Statistics from Altmetric.com
A chatty, 4 year-old girl is brought to the emergency department (ED) by her mother with a 3-day history of fever and loose stool. They returned from Nigeria 7 days earlier, having visited friends and relatives for the school holidays. Clinical examination is unremarkable, she is currently afebrile, and there are no signs of serious bacterial infection. A malaria blood film and histidine rich protein-2 (HRP-2) based rapid diagnostic test (RDT) are both negative. RDTs are for malaria antigens such as HRP-2 and lactate dehydrogenase (LDH).
The paediatric registrar discharges the patient but expresses concern regarding the ability of a single RDT and blood film to rule out malaria, following current guidelines, and insists she returns in 24 and 48 hours to repeat the tests. You wonder if this is really necessary.

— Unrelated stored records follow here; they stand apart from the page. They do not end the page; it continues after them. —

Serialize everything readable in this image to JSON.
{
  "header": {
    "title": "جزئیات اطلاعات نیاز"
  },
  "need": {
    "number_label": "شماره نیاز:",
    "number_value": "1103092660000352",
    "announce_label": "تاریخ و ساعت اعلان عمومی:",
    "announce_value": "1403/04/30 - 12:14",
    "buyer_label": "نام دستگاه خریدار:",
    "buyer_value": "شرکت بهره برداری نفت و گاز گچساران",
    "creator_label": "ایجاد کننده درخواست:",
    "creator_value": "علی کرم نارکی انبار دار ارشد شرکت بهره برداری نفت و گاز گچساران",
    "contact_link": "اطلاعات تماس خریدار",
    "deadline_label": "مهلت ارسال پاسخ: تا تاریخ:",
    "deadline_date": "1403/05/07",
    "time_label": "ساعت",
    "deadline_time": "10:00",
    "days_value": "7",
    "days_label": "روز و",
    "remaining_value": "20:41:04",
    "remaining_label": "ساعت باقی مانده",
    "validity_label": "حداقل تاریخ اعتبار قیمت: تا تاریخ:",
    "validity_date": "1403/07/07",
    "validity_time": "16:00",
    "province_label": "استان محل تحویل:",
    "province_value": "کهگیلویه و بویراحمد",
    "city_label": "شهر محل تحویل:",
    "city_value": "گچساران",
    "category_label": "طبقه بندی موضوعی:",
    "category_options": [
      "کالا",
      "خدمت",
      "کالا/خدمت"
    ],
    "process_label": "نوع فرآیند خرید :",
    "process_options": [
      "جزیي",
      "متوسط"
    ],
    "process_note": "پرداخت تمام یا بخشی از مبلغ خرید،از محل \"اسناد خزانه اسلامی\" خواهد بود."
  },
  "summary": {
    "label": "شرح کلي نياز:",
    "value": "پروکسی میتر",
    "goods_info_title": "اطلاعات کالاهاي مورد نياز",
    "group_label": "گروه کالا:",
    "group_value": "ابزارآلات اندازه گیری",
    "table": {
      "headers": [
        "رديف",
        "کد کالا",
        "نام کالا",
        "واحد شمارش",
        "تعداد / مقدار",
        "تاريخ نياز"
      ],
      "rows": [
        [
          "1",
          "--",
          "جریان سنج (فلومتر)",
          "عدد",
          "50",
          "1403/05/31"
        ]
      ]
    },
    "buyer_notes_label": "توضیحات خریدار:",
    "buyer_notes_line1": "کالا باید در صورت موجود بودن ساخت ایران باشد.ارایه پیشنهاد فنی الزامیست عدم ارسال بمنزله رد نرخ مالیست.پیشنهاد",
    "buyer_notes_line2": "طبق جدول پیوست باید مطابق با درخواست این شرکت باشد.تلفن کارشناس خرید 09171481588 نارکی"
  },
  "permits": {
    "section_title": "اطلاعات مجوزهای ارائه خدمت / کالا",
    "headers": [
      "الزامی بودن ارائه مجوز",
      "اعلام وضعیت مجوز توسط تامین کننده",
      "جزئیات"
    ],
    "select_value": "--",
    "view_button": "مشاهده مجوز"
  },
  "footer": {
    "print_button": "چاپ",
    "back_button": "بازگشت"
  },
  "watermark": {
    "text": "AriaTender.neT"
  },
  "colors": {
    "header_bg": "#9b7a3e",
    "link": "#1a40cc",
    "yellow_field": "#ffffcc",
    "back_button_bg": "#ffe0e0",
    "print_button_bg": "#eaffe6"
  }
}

Structured clinical question
In children returning from malaria-endemic areas with a history of fever do multiple blood films or RDTs improve the sensitivity and negative likelihood ratio for the diagnosis of malaria?
Search strategy: ‘malaria’ and ‘returning traveller’ and ‘diagnos*’
Secondary sources: Cochrane database of systematic reviews—12 results, two relevant.
Two large reviews of RDTs for Plasmodium falciparum and non-falciparum malaria, in all ages in endemic settings.1 2
Primary sources: CINAHL, EMBASE, MEDLINE and Pubmed—134 results, three relevant.
Search strategy 2: ‘malaria’ and ‘child*’ and (‘rapid diagnostic test’ OR blood film’)
Primary sources: CINAHL, EMBASE, MEDLINE and Pubmed—378 results. Sixty identified as potentially relevant and abstracts reviewed.
Published data on malaria diagnostics in febrile children returning from endemic areas are sparse. We identified a single abstract presented at the RCPCH meeting describing the results of a small study in this group, and one further study reporting on both returning adults and children. We identified and report two further studies, including a large meta-analysis of returning adults, along with a large study of diagnostics in children in endemic settings. Five studies are included in this narrative review (table 1).
Competing interests None declared.
Provenance and peer review Not commissioned; internally peer reviewed.
If you wish to reuse any or all of this article please use the link below which will take you to the Copyright Clearance Center’s RightsLink service. You will be able to get a quick price and instant permission to reuse the content in many different ways.